What is being asked - From the first entry to the last, repeat the listing exactly.

Exercise inputs -

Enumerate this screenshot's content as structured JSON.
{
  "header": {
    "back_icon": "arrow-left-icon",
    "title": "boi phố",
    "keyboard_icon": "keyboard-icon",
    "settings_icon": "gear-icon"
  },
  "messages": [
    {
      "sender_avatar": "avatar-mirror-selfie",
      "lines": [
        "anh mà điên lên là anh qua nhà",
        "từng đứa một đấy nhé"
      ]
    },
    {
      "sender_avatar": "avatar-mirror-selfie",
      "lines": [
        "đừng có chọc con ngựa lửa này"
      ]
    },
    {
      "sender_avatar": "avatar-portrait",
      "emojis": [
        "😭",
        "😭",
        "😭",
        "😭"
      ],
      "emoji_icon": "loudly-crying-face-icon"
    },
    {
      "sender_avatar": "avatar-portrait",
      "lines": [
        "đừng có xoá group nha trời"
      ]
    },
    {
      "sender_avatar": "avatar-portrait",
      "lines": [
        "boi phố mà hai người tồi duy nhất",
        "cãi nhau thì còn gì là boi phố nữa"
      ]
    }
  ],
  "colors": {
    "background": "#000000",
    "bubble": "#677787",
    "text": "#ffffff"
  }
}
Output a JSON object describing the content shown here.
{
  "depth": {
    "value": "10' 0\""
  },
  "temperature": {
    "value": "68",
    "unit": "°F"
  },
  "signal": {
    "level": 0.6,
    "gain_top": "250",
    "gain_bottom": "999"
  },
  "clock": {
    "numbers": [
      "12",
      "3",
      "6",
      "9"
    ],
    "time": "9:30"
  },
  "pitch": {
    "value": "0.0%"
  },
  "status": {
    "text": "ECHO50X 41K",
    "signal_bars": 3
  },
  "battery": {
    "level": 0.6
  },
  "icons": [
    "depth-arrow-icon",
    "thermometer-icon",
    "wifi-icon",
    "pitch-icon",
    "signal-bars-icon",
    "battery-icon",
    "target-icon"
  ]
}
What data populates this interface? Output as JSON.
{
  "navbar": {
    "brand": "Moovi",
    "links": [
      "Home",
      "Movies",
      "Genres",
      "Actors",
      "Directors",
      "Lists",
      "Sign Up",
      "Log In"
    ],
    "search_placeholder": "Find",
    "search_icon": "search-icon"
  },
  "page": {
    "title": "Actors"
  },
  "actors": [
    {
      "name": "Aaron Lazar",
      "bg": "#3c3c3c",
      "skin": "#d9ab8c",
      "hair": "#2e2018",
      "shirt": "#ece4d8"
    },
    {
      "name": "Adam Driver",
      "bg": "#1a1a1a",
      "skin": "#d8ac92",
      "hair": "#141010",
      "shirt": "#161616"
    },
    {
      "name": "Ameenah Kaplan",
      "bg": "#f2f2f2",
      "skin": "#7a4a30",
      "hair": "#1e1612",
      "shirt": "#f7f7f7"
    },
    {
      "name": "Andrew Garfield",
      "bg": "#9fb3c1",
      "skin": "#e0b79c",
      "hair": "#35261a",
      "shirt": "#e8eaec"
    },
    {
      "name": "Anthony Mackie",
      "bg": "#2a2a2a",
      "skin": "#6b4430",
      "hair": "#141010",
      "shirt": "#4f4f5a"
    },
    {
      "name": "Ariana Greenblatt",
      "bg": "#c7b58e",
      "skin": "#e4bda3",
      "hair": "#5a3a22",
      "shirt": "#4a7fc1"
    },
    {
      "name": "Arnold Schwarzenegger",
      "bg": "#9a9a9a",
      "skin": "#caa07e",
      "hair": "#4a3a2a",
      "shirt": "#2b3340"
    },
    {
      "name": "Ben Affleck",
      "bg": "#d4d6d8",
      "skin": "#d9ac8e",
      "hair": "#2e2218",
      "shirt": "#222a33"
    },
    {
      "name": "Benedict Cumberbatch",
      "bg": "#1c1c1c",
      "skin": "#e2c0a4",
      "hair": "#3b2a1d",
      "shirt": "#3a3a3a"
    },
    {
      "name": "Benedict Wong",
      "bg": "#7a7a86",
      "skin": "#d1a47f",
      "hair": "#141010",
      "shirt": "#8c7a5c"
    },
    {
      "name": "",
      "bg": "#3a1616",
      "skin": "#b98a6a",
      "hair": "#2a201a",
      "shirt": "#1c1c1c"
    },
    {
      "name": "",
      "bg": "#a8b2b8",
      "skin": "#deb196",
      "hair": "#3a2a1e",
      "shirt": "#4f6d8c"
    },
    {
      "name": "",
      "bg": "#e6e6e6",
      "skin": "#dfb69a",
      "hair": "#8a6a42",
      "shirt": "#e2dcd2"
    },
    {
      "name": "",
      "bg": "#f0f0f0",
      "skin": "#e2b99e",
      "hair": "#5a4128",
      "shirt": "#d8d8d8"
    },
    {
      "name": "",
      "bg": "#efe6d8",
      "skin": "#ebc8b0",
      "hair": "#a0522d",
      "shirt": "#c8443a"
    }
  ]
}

Answer to the exercise -
Enumerate this screenshot's content as structured JSON.
{
  "header": {
    "back_icon": "arrow-left-icon",
    "title": "boi phố",
    "keyboard_icon": "keyboard-icon",
    "settings_icon": "gear-icon"
  },
  "messages": [
    {
      "sender_avatar": "avatar-mirror-selfie",
      "lines": [
        "anh mà điên lên là anh qua nhà",
        "từng đứa một đấy nhé"
      ]
    },
    {
      "sender_avatar": "avatar-mirror-selfie",
      "lines": [
        "đừng có chọc con ngựa lửa này"
      ]
    },
    {
      "sender_avatar": "avatar-portrait",
      "emojis": [
        "😭",
        "😭",
        "😭",
        "😭"
      ],
      "emoji_icon": "loudly-crying-face-icon"
    },
    {
      "sender_avatar": "avatar-portrait",
      "lines": [
        "đừng có xoá group nha trời"
      ]
    },
    {
      "sender_avatar": "avatar-portrait",
      "lines": [
        "boi phố mà hai người tồi duy nhất",
        "cãi nhau thì còn gì là boi phố nữa"
      ]
    }
  ],
  "colors": {
    "background": "#000000",
    "bubble": "#677787",
    "text": "#ffffff"
  }
}
Output a JSON object describing the content shown here.
{
  "depth": {
    "value": "10' 0\""
  },
  "temperature": {
    "value": "68",
    "unit": "°F"
  },
  "signal": {
    "level": 0.6,
    "gain_top": "250",
    "gain_bottom": "999"
  },
  "clock": {
    "numbers": [
      "12",
      "3",
      "6",
      "9"
    ],
    "time": "9:30"
  },
  "pitch": {
    "value": "0.0%"
  },
  "status": {
    "text": "ECHO50X 41K",
    "signal_bars": 3
  },
  "battery": {
    "level": 0.6
  },
  "icons": [
    "depth-arrow-icon",
    "thermometer-icon",
    "wifi-icon",
    "pitch-icon",
    "signal-bars-icon",
    "battery-icon",
    "target-icon"
  ]
}
What data populates this interface? Output as JSON.
{
  "navbar": {
    "brand": "Moovi",
    "links": [
      "Home",
      "Movies",
      "Genres",
      "Actors",
      "Directors",
      "Lists",
      "Sign Up",
      "Log In"
    ],
    "search_placeholder": "Find",
    "search_icon": "search-icon"
  },
  "page": {
    "title": "Actors"
  },
  "actors": [
    {
      "name": "Aaron Lazar",
      "bg": "#3c3c3c",
      "skin": "#d9ab8c",
      "hair": "#2e2018",
      "shirt": "#ece4d8"
    },
    {
      "name": "Adam Driver",
      "bg": "#1a1a1a",
      "skin": "#d8ac92",
      "hair": "#141010",
      "shirt": "#161616"
    },
    {
      "name": "Ameenah Kaplan",
      "bg": "#f2f2f2",
      "skin": "#7a4a30",
      "hair": "#1e1612",
      "shirt": "#f7f7f7"
    },
    {
      "name": "Andrew Garfield",
      "bg": "#9fb3c1",
      "skin": "#e0b79c",
      "hair": "#35261a",
      "shirt": "#e8eaec"
    },
    {
      "name": "Anthony Mackie",
      "bg": "#2a2a2a",
      "skin": "#6b4430",
      "hair": "#141010",
      "shirt": "#4f4f5a"
    },
    {
      "name": "Ariana Greenblatt",
      "bg": "#c7b58e",
      "skin": "#e4bda3",
      "hair": "#5a3a22",
      "shirt": "#4a7fc1"
    },
    {
      "name": "Arnold Schwarzenegger",
      "bg": "#9a9a9a",
      "skin": "#caa07e",
      "hair": "#4a3a2a",
      "shirt": "#2b3340"
    },
    {
      "name": "Ben Affleck",
      "bg": "#d4d6d8",
      "skin": "#d9ac8e",
      "hair": "#2e2218",
      "shirt": "#222a33"
    },
    {
      "name": "Benedict Cumberbatch",
      "bg": "#1c1c1c",
      "skin": "#e2c0a4",
      "hair": "#3b2a1d",
      "shirt": "#3a3a3a"
    },
    {
      "name": "Benedict Wong",
      "bg": "#7a7a86",
      "skin": "#d1a47f",
      "hair": "#141010",
      "shirt": "#8c7a5c"
    },
    {
      "name": "",
      "bg": "#3a1616",
      "skin": "#b98a6a",
      "hair": "#2a201a",
      "shirt": "#1c1c1c"
    },
    {
      "name": "",
      "bg": "#a8b2b8",
      "skin": "#deb196",
      "hair": "#3a2a1e",
      "shirt": "#4f6d8c"
    },
    {
      "name": "",
      "bg": "#e6e6e6",
      "skin": "#dfb69a",
      "hair": "#8a6a42",
      "shirt": "#e2dcd2"
    },
    {
      "name": "",
      "bg": "#f0f0f0",
      "skin": "#e2b99e",
      "hair": "#5a4128",
      "shirt": "#d8d8d8"
    },
    {
      "name": "",
      "bg": "#efe6d8",
      "skin": "#ebc8b0",
      "hair": "#a0522d",
      "shirt": "#c8443a"
    }
  ]
}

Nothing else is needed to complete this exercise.